## YOUR INSTRUCTIONS
Only lines holding "this" are needed; copy each of them from the data below.

## SOURCE MATERIAL
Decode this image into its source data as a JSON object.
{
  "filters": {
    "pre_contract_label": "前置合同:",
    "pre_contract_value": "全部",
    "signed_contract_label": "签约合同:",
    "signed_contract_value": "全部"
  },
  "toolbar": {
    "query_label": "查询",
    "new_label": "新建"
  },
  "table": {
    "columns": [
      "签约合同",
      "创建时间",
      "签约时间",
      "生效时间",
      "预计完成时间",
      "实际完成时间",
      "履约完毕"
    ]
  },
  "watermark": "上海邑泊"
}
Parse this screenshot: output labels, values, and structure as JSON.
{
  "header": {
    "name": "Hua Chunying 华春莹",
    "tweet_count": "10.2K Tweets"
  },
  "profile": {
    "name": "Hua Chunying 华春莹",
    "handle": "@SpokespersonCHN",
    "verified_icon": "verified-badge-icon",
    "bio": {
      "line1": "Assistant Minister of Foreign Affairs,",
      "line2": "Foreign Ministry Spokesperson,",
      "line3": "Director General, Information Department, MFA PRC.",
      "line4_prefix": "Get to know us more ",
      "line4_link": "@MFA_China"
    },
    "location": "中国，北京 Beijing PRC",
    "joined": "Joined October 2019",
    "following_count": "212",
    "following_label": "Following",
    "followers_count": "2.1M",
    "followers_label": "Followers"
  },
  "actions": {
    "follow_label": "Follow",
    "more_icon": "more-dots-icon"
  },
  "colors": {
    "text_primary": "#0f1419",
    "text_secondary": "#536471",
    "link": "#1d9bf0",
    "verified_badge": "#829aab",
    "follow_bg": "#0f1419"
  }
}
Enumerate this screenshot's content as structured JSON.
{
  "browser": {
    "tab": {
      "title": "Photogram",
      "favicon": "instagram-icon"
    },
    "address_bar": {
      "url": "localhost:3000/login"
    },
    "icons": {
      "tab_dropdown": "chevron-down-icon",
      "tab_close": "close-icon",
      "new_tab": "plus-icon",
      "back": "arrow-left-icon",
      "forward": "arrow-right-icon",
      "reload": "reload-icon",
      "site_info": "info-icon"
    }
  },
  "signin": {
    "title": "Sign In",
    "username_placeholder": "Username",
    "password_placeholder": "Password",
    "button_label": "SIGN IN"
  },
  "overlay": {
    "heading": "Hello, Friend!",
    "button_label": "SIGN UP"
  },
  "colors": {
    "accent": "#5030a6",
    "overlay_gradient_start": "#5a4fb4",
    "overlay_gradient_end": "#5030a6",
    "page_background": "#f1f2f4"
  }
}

## YOUR RESPONSE
Decode this image into its source data as a JSON object.
Parse this screenshot: output labels, values, and structure as JSON.
Enumerate this screenshot's content as structured JSON.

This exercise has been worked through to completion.